Going against tradition (and not really feeling like messing with pilaf), I served it with some couscous, which is always the quicker/lazier/healthier(?) way to add something to soak up all the delicious sauce!
Frank loved it too and we ate it all up so sadly no leftovers…
If you want the original cookbook, Word of Mouth, which it comes from, it’s still available on amazon.com or possibly there are still copies under my mother’s bed.
There are three steps to making this version with lamb, but they’re all easy and you can do the spice rub and yogurt ahead of time. Serves 4:
- 2 tablespoons cumin seeds
- 1 tablespoon Sichuan peppercorns or 1 teaspoon black peppercorns
- 2 teaspoons caraway seeds
- 2teaspoons crushed red pepper flakes
- 1 teaspoon sugar
- Salt and pepper
- Vegetable oil (for grill)
- 1¼pounds boneless lamb shoulder, cut into 1-inch pieces
- 1 garlic clove, grated
- ½ teaspoon finely grated lemon zest

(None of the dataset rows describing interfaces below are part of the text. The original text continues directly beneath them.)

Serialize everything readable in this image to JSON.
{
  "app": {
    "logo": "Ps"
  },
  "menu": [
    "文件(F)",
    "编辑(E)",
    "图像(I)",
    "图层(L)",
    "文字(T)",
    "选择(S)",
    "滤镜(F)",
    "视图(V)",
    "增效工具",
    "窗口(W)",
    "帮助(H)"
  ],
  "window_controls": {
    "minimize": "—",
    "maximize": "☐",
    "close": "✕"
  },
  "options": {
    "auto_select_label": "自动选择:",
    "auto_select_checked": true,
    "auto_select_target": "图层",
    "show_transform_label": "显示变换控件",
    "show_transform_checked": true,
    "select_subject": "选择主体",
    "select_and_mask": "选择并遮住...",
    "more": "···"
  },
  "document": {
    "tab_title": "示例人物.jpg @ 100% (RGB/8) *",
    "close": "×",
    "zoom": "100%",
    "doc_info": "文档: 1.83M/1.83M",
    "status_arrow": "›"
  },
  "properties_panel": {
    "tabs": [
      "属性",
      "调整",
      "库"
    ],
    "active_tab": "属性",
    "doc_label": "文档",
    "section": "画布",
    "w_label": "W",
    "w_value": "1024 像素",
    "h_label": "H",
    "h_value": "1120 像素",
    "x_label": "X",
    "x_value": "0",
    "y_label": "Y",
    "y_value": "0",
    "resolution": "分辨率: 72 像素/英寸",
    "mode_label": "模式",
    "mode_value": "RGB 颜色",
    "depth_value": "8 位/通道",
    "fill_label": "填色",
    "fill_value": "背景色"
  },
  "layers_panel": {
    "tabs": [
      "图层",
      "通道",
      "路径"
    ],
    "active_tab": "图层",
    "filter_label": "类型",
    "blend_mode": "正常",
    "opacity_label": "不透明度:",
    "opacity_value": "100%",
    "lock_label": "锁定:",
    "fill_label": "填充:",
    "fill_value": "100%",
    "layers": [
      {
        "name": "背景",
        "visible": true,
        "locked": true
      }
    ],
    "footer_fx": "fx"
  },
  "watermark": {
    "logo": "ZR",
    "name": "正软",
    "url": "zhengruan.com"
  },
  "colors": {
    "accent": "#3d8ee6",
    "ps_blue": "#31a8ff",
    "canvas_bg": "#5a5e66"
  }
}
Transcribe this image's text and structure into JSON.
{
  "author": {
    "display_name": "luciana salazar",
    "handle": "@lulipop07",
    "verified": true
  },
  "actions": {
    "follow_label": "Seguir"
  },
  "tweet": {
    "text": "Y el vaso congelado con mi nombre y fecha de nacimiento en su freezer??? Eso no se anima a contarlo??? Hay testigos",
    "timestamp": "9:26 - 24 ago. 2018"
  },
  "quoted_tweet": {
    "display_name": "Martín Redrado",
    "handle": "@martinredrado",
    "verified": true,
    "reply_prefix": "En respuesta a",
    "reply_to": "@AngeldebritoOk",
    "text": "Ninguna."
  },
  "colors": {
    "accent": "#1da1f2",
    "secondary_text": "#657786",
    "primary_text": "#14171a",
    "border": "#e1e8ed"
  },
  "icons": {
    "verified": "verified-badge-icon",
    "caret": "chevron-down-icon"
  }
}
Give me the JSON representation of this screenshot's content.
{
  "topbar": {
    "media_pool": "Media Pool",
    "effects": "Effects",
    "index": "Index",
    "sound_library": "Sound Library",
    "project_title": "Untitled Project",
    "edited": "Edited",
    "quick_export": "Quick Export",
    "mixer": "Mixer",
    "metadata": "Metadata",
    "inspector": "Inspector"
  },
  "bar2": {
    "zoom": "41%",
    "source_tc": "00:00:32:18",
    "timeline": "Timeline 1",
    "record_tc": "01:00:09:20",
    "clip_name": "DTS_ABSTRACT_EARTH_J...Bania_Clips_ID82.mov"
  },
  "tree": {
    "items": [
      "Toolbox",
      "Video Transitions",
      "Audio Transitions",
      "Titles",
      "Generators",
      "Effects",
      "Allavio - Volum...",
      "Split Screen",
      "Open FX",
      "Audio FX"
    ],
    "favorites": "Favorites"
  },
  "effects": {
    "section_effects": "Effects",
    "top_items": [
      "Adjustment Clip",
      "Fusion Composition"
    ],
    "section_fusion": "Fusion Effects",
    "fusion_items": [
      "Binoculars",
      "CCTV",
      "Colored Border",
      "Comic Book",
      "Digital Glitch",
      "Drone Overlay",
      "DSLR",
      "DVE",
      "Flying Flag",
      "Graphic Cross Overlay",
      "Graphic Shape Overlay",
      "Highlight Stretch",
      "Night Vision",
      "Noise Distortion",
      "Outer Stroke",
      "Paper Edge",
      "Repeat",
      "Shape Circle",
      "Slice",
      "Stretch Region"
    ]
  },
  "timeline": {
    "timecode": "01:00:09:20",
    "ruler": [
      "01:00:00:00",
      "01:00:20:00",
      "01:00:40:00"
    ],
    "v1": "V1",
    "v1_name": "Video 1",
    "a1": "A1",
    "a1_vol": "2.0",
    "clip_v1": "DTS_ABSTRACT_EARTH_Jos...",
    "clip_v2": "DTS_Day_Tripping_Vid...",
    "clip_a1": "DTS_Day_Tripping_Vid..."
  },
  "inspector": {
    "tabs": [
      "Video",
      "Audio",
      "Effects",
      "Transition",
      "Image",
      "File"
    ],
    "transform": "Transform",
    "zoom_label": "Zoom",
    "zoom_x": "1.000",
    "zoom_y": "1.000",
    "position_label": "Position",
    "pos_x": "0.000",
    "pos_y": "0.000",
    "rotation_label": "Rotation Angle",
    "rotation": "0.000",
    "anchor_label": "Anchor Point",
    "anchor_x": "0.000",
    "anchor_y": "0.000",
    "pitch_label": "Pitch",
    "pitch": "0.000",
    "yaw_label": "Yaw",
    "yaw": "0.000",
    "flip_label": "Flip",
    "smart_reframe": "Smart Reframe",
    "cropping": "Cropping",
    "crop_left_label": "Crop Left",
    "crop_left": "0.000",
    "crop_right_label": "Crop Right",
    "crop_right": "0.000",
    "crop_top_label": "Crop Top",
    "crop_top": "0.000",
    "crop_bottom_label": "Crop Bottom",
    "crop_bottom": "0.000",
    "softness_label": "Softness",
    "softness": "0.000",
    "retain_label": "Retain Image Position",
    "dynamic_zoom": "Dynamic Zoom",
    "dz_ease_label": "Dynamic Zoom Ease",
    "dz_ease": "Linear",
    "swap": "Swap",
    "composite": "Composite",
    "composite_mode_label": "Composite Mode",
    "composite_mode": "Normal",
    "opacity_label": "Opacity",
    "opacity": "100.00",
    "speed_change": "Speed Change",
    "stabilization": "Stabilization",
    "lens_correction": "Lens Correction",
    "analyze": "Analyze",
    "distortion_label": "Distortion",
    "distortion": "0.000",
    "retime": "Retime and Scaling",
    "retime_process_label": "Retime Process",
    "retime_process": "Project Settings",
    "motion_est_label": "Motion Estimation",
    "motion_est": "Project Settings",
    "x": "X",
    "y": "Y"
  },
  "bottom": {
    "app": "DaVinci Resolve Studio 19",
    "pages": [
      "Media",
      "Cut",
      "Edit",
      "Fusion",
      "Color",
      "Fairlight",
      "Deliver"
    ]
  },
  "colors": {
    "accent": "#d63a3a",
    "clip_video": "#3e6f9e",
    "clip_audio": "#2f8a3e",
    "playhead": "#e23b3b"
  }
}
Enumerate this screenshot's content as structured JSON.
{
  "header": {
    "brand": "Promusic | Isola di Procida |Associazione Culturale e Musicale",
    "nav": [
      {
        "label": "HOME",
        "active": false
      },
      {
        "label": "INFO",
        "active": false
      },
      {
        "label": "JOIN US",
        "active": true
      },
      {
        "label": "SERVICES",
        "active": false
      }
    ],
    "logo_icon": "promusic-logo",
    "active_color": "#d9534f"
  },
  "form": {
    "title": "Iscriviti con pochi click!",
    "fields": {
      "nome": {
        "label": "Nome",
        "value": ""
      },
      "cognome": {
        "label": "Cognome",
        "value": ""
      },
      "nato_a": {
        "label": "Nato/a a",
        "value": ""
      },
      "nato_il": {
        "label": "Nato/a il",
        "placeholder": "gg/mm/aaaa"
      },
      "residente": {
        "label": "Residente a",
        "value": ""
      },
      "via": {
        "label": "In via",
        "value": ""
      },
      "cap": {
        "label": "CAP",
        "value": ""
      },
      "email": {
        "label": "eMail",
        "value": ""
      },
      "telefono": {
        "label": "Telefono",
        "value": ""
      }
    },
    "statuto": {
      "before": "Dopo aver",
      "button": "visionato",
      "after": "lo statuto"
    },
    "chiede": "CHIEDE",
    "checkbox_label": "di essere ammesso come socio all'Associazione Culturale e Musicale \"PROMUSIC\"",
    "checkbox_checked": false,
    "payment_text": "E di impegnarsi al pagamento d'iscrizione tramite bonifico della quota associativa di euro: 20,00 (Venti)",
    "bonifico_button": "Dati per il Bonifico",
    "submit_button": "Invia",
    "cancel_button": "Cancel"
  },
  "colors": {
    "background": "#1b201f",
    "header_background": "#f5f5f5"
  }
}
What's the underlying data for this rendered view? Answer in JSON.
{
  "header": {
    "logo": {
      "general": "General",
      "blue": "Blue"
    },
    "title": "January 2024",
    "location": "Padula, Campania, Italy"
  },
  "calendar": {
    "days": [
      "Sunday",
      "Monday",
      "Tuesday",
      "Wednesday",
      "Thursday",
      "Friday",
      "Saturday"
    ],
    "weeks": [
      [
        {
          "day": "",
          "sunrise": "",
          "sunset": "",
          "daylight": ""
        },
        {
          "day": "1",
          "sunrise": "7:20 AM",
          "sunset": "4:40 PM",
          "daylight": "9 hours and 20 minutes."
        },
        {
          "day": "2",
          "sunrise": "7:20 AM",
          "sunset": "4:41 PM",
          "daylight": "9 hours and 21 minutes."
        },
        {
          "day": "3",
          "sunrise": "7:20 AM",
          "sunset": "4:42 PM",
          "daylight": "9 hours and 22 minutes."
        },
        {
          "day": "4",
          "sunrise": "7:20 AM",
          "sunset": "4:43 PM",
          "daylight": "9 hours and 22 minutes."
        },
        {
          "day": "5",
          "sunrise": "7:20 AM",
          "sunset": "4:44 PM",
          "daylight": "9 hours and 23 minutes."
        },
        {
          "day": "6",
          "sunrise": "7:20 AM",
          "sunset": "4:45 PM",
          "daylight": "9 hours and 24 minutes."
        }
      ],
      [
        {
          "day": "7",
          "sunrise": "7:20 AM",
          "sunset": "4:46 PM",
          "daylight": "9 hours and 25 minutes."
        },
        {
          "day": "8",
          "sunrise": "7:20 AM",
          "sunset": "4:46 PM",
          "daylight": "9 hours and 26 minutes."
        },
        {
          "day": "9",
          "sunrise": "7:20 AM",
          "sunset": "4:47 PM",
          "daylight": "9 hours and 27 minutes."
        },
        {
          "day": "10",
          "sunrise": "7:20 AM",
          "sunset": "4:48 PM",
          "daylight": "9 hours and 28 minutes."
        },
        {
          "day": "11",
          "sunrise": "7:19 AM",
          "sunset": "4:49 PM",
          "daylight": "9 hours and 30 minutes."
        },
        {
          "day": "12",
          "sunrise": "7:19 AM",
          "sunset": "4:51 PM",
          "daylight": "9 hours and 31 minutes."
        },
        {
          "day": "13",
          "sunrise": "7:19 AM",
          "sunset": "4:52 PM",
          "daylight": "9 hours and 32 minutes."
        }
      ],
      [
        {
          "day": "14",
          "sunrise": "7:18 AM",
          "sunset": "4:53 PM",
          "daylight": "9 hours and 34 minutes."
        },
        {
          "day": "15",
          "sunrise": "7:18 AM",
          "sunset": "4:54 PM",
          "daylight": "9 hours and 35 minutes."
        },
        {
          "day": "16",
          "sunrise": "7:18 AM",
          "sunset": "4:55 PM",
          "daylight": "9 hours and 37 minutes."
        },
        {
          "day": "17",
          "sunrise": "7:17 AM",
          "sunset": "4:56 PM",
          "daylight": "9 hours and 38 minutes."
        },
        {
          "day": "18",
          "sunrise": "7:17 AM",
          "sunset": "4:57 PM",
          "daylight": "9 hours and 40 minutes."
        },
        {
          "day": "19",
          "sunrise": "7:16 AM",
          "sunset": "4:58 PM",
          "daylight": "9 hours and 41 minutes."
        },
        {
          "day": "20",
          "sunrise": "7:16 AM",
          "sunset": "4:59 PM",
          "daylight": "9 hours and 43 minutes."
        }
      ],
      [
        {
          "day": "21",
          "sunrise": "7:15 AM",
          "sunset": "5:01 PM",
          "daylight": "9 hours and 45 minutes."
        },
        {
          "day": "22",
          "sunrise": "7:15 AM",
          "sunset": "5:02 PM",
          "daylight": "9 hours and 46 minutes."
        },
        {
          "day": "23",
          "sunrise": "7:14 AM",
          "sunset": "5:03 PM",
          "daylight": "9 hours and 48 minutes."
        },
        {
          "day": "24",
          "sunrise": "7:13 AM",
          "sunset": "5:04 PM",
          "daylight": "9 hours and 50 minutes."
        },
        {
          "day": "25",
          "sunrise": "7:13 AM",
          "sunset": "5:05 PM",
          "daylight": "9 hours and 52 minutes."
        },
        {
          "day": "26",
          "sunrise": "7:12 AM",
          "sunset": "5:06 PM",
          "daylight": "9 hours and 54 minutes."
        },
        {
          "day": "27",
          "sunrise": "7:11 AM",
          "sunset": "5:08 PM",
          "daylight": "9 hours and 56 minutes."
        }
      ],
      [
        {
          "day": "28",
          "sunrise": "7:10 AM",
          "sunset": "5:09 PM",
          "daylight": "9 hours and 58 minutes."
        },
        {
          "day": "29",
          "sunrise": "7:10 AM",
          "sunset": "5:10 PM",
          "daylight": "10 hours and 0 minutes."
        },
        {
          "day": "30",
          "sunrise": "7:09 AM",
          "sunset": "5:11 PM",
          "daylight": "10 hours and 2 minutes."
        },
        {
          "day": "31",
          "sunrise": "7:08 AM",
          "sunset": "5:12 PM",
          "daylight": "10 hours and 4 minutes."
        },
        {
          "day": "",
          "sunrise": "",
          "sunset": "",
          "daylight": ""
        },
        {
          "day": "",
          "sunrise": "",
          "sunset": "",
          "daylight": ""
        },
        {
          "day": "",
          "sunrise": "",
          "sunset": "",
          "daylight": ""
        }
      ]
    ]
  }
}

- 1 tablespoon fresh lemon juice
- 1 cup plain Greek yogurt
- Kosher salt, freshly ground pepper
- Lemon zest
Rub: Coarsely grind cumin seeds, peppercorns, caraway seeds, red pepper flakes, sugar salt and pepper in spice mill or with mortar and pestle.
Lamb: Prepare a grill for medium-high, indirect heat (for a charcoal grill, bank coals on one side of grill; for a gas grill, leave one or two burners off). Oil grates. Thread lamb onto 6–8 skewers, leaving a small gap between each piece of meat. Sprinkle generously with spice blend, pressing it onto the meat with your hands to help it adhere if needed.
Grill lamb over direct heat, turning every minute or so, until browned and beginning to char in spots, about 4 minutes. Move to cooler side of grill and continue to grill until lamb is cooked to desired doneness, about 4 minutes longer for medium-rare.
Yogurt sauce: Stir garlic, lemon zest, and lemon juice into yogurt in a small bowl to combine; season with salt and pepper. Top garlic yogurt with cracked black pepper and a little lemon zest. Serve with the lamb and enjoy!
My verdict: If you’re looking for something to go with the baked rice, this is what we paired with it and it was a great dinner! Frank doesn’t think it’s really a kebab without veggies, so he added mushrooms, red peppers, cherry tomatoes, red onions and some lamb sausage to the skewers which meant we could have fed 6 easily. I “marinated” the lamb in the rub overnight and I’m not sure if that’s why it seemed a little overly peppery. Next time, maybe start with a heaping teaspoon of Sichuan peppercorns and add accordingly.
If you don’t have a grill, you know a grill pan will work just fine.
The yogurt sauce is delicious (and calmed the heat from the peppercorns a bit). Definitely make it if you’re doing the kebabs. There was a little leftover which I added some olive oil, lemon juice, salt and pepper to and used it for salad dressing the next day. Need to remember that!